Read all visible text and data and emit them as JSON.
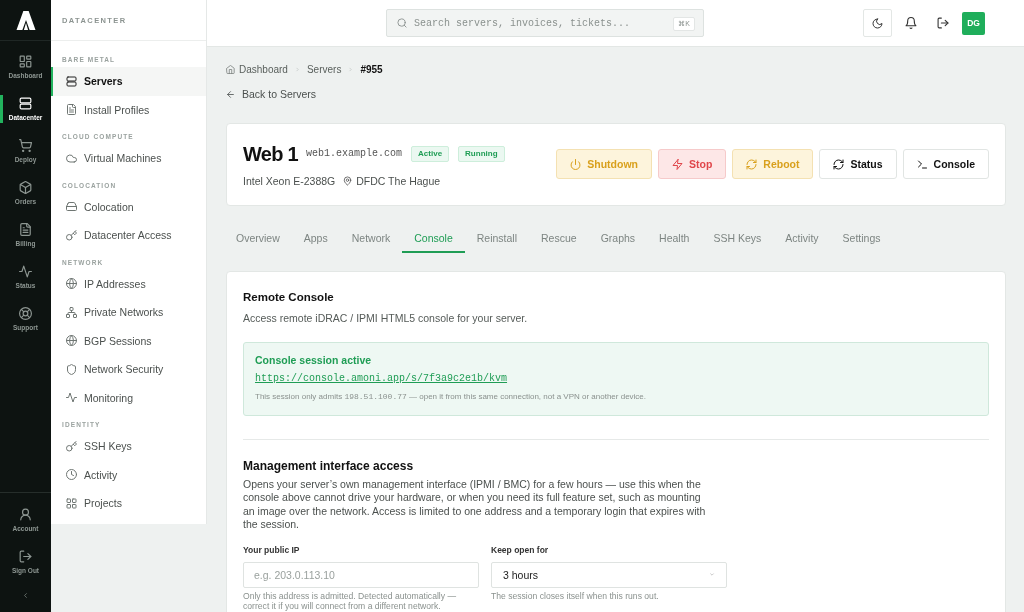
{
  "rail": {
    "items": [
      {
        "label": "Dashboard",
        "selected": false
      },
      {
        "label": "Datacenter",
        "selected": true
      },
      {
        "label": "Deploy",
        "selected": false
      },
      {
        "label": "Orders",
        "selected": false
      },
      {
        "label": "Billing",
        "selected": false
      },
      {
        "label": "Status",
        "selected": false
      },
      {
        "label": "Support",
        "selected": false
      }
    ],
    "bottom_items": [
      {
        "label": "Account"
      },
      {
        "label": "Sign Out"
      }
    ]
  },
  "sidebar": {
    "title": "DATACENTER",
    "sections": [
      {
        "heading": "BARE METAL",
        "items": [
          {
            "label": "Servers",
            "selected": true
          },
          {
            "label": "Install Profiles",
            "selected": false
          }
        ]
      },
      {
        "heading": "CLOUD COMPUTE",
        "items": [
          {
            "label": "Virtual Machines",
            "selected": false
          }
        ]
      },
      {
        "heading": "COLOCATION",
        "items": [
          {
            "label": "Colocation",
            "selected": false
          },
          {
            "label": "Datacenter Access",
            "selected": false
          }
        ]
      },
      {
        "heading": "NETWORK",
        "items": [
          {
            "label": "IP Addresses",
            "selected": false
          },
          {
            "label": "Private Networks",
            "selected": false
          },
          {
            "label": "BGP Sessions",
            "selected": false
          },
          {
            "label": "Network Security",
            "selected": false
          },
          {
            "label": "Monitoring",
            "selected": false
          }
        ]
      },
      {
        "heading": "IDENTITY",
        "items": [
          {
            "label": "SSH Keys",
            "selected": false
          },
          {
            "label": "Activity",
            "selected": false
          },
          {
            "label": "Projects",
            "selected": false
          }
        ]
      }
    ]
  },
  "topbar": {
    "search": {
      "placeholder": "Search servers, invoices, tickets...",
      "shortcut": "⌘K"
    },
    "avatar": "DG"
  },
  "breadcrumb": [
    {
      "label": "Dashboard",
      "current": false
    },
    {
      "label": "Servers",
      "current": false
    },
    {
      "label": "#955",
      "current": true
    }
  ],
  "back_link": "Back to Servers",
  "server": {
    "name": "Web 1",
    "hostname": "web1.example.com",
    "badges": [
      "Active",
      "Running"
    ],
    "cpu": "Intel Xeon E-2388G",
    "location": "DFDC The Hague",
    "actions": [
      {
        "label": "Shutdown",
        "kind": "warning"
      },
      {
        "label": "Stop",
        "kind": "danger"
      },
      {
        "label": "Reboot",
        "kind": "warning"
      },
      {
        "label": "Status",
        "kind": "default"
      },
      {
        "label": "Console",
        "kind": "default"
      }
    ]
  },
  "tabs": [
    {
      "label": "Overview",
      "selected": false
    },
    {
      "label": "Apps",
      "selected": false
    },
    {
      "label": "Network",
      "selected": false
    },
    {
      "label": "Console",
      "selected": true
    },
    {
      "label": "Reinstall",
      "selected": false
    },
    {
      "label": "Rescue",
      "selected": false
    },
    {
      "label": "Graphs",
      "selected": false
    },
    {
      "label": "Health",
      "selected": false
    },
    {
      "label": "SSH Keys",
      "selected": false
    },
    {
      "label": "Activity",
      "selected": false
    },
    {
      "label": "Settings",
      "selected": false
    }
  ],
  "remote_console": {
    "title": "Remote Console",
    "description": "Access remote iDRAC / IPMI HTML5 console for your server.",
    "session": {
      "title": "Console session active",
      "url": "https://console.amoni.app/s/7f3a9c2e1b/kvm",
      "note_before": "This session only admits",
      "ip": "198.51.100.77",
      "note_after": "— open it from this same connection, not a VPN or another device."
    }
  },
  "management": {
    "title": "Management interface access",
    "description": "Opens your server’s own management interface (IPMI / BMC) for a few hours — use this when the console above cannot drive your hardware, or when you need its full feature set, such as mounting an image over the network. Access is limited to one address and a temporary login that expires with the session.",
    "fields": [
      {
        "kind": "input",
        "label": "Your public IP",
        "placeholder": "e.g. 203.0.113.10",
        "hint": "Only this address is admitted. Detected automatically — correct it if you will connect from a different network."
      },
      {
        "kind": "select",
        "label": "Keep open for",
        "value": "3 hours",
        "hint": "The session closes itself when this runs out."
      }
    ]
  }
}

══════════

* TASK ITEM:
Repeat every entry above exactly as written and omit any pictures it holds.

* RESPONSE AREA:
Read all visible text and data and emit them as JSON.
{
  "rail": {
    "items": [
      {
        "label": "Dashboard",
        "selected": false
      },
      {
        "label": "Datacenter",
        "selected": true
      },
      {
        "label": "Deploy",
        "selected": false
      },
      {
        "label": "Orders",
        "selected": false
      },
      {
        "label": "Billing",
        "selected": false
      },
      {
        "label": "Status",
        "selected": false
      },
      {
        "label": "Support",
        "selected": false
      }
    ],
    "bottom_items": [
      {
        "label": "Account"
      },
      {
        "label": "Sign Out"
      }
    ]
  },
  "sidebar": {
    "title": "DATACENTER",
    "sections": [
      {
        "heading": "BARE METAL",
        "items": [
          {
            "label": "Servers",
            "selected": true
          },
          {
            "label": "Install Profiles",
            "selected": false
          }
        ]
      },
      {
        "heading": "CLOUD COMPUTE",
        "items": [
          {
            "label": "Virtual Machines",
            "selected": false
          }
        ]
      },
      {
        "heading": "COLOCATION",
        "items": [
          {
            "label": "Colocation",
            "selected": false
          },
          {
            "label": "Datacenter Access",
            "selected": false
          }
        ]
      },
      {
        "heading": "NETWORK",
        "items": [
          {
            "label": "IP Addresses",
            "selected": false
          },
          {
            "label": "Private Networks",
            "selected": false
          },
          {
            "label": "BGP Sessions",
            "selected": false
          },
          {
            "label": "Network Security",
            "selected": false
          },
          {
            "label": "Monitoring",
            "selected": false
          }
        ]
      },
      {
        "heading": "IDENTITY",
        "items": [
          {
            "label": "SSH Keys",
            "selected": false
          },
          {
            "label": "Activity",
            "selected": false
          },
          {
            "label": "Projects",
            "selected": false
          }
        ]
      }
    ]
  },
  "topbar": {
    "search": {
      "placeholder": "Search servers, invoices, tickets...",
      "shortcut": "⌘K"
    },
    "avatar": "DG"
  },
  "breadcrumb": [
    {
      "label": "Dashboard",
      "current": false
    },
    {
      "label": "Servers",
      "current": false
    },
    {
      "label": "#955",
      "current": true
    }
  ],
  "back_link": "Back to Servers",
  "server": {
    "name": "Web 1",
    "hostname": "web1.example.com",
    "badges": [
      "Active",
      "Running"
    ],
    "cpu": "Intel Xeon E-2388G",
    "location": "DFDC The Hague",
    "actions": [
      {
        "label": "Shutdown",
        "kind": "warning"
      },
      {
        "label": "Stop",
        "kind": "danger"
      },
      {
        "label": "Reboot",
        "kind": "warning"
      },
      {
        "label": "Status",
        "kind": "default"
      },
      {
        "label": "Console",
        "kind": "default"
      }
    ]
  },
  "tabs": [
    {
      "label": "Overview",
      "selected": false
    },
    {
      "label": "Apps",
      "selected": false
    },
    {
      "label": "Network",
      "selected": false
    },
    {
      "label": "Console",
      "selected": true
    },
    {
      "label": "Reinstall",
      "selected": false
    },
    {
      "label": "Rescue",
      "selected": false
    },
    {
      "label": "Graphs",
      "selected": false
    },
    {
      "label": "Health",
      "selected": false
    },
    {
      "label": "SSH Keys",
      "selected": false
    },
    {
      "label": "Activity",
      "selected": false
    },
    {
      "label": "Settings",
      "selected": false
    }
  ],
  "remote_console": {
    "title": "Remote Console",
    "description": "Access remote iDRAC / IPMI HTML5 console for your server.",
    "session": {
      "title": "Console session active",
      "url": "https://console.amoni.app/s/7f3a9c2e1b/kvm",
      "note_before": "This session only admits",
      "ip": "198.51.100.77",
      "note_after": "— open it from this same connection, not a VPN or another device."
    }
  },
  "management": {
    "title": "Management interface access",
    "description": "Opens your server’s own management interface (IPMI / BMC) for a few hours — use this when the console above cannot drive your hardware, or when you need its full feature set, such as mounting an image over the network. Access is limited to one address and a temporary login that expires with the session.",
    "fields": [
      {
        "kind": "input",
        "label": "Your public IP",
        "placeholder": "e.g. 203.0.113.10",
        "hint": "Only this address is admitted. Detected automatically — correct it if you will connect from a different network."
      },
      {
        "kind": "select",
        "label": "Keep open for",
        "value": "3 hours",
        "hint": "The session closes itself when this runs out."
      }
    ]
  }
}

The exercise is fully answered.